The TCP brought forth by the Third Plenum can be an important mechanism to rebalance Chinese gender ratios, but only if Chinese citizens utilize their newfound freedom to birth more girls. This would require both a revaluation of the importance of women in society and a shift in the parsimonious and increasingly individualistic tendencies of modern Chinese couples. The role of women in China is already changing due to both free-market development – which allows many women to hold full-time jobs and therefore support their relatives as ably as men – and a concerted effort by the Chinese government to promote the merits of daughters, entitled the ‘Care for Girls’ program. However, China’s urban fertility rates began declining even before the introduction of the OCP in 1979, signaling that Chinese city-dwellers, at least, do not necessarily want more children. In fact, the rate of urban fertility declined more slowly after the OCP was implemented than in the previous decade, implying that though the policy certainly may have precluded a good number of births – Mao Yuqun, spokesperson for the National Health and Family Planning Commission, claims that it has prevented about 400 million[7] – a shift in social norms and a rising cost of living seems to play a considerably larger role. In an online survey conducted immediately after the announcement of the TCP, 37% of women claimed they would “opt out” of having another child, due to exorbitant childcare costs. Though money is an issue, the three-decade enforcement of the OCP has, especially in urban areas, culminated in an individualistic Chinese culture that privileges conjugal bonds over filial ties. Chinese couples are more dedicated to each other than to their children, seeing the latter as merely a means for financial support in old age. In China’s current socioeconomic climate, raising only one son – to say nothing of two – requires an increasing amount of resources, yet a male child is still more likely to obtain a lucrative position than would a daughter … or two. Two male children, therefore, would be able to best provide for their aging parents.

China’s TCP has the potential to improve China’s lopsided gender balance and contribute to future economic growth.  To succeed, however, the government will have to go beyond merely permitting two children per couple and provide more robust economic incentives for both having those children and a stronger social push to encourage families to make those children daughters.

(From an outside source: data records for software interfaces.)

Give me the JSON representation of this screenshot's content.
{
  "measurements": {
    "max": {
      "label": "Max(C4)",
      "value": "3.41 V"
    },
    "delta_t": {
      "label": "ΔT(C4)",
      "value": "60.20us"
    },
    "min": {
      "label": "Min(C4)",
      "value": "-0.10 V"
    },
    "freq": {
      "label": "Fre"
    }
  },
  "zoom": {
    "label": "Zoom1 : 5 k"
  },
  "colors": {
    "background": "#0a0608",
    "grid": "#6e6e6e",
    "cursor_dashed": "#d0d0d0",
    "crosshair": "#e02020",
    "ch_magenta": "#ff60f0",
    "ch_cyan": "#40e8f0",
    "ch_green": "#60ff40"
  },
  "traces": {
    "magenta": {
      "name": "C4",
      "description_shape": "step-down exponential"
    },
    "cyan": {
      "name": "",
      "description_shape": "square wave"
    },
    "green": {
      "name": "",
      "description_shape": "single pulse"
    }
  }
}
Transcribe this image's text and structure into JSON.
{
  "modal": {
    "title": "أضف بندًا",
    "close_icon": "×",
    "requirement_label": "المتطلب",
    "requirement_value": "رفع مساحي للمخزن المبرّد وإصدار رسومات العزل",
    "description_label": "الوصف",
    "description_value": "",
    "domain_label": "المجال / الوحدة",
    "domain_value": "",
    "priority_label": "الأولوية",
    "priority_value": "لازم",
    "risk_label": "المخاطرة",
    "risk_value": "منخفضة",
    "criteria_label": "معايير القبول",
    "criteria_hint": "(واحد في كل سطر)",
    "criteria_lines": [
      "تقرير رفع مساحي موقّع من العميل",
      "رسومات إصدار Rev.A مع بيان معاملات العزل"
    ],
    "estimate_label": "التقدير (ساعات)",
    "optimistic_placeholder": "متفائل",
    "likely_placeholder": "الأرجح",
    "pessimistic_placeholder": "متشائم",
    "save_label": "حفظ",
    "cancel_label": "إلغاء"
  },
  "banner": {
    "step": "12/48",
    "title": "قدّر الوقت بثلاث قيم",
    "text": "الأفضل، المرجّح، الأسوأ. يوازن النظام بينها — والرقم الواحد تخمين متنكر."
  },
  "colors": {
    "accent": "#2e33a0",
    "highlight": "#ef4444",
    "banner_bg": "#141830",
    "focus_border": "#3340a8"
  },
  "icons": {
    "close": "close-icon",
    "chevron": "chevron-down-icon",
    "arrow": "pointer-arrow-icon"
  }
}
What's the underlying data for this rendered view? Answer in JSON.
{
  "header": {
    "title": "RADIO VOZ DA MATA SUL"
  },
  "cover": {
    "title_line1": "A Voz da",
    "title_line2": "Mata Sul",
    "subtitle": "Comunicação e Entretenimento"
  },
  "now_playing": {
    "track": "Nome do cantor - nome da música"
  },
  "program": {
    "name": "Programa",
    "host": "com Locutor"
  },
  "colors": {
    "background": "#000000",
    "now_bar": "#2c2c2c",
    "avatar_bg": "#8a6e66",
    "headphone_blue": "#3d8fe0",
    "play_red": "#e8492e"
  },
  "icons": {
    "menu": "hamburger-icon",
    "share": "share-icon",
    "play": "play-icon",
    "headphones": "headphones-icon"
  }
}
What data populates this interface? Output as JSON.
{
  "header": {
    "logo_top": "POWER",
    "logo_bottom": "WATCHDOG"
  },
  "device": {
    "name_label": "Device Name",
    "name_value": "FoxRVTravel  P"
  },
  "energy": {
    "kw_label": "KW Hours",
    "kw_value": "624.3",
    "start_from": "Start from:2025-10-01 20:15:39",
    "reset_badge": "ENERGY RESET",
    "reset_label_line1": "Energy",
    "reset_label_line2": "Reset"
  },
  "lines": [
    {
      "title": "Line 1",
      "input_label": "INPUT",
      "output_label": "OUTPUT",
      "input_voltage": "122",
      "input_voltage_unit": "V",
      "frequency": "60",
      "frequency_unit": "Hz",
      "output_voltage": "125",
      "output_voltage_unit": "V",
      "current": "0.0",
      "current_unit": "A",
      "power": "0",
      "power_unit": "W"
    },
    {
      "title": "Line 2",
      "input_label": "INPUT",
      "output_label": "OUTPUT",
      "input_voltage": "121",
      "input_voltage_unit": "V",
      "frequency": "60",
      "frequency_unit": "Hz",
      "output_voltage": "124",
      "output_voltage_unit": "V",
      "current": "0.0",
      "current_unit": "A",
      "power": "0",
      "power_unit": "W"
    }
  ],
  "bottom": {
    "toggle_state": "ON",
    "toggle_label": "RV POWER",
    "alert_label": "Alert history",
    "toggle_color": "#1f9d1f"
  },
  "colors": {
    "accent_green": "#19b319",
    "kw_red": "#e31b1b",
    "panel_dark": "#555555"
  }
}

Only then will the ‘two child policy’ succeed in reaching the goals laid out by the Chinese government.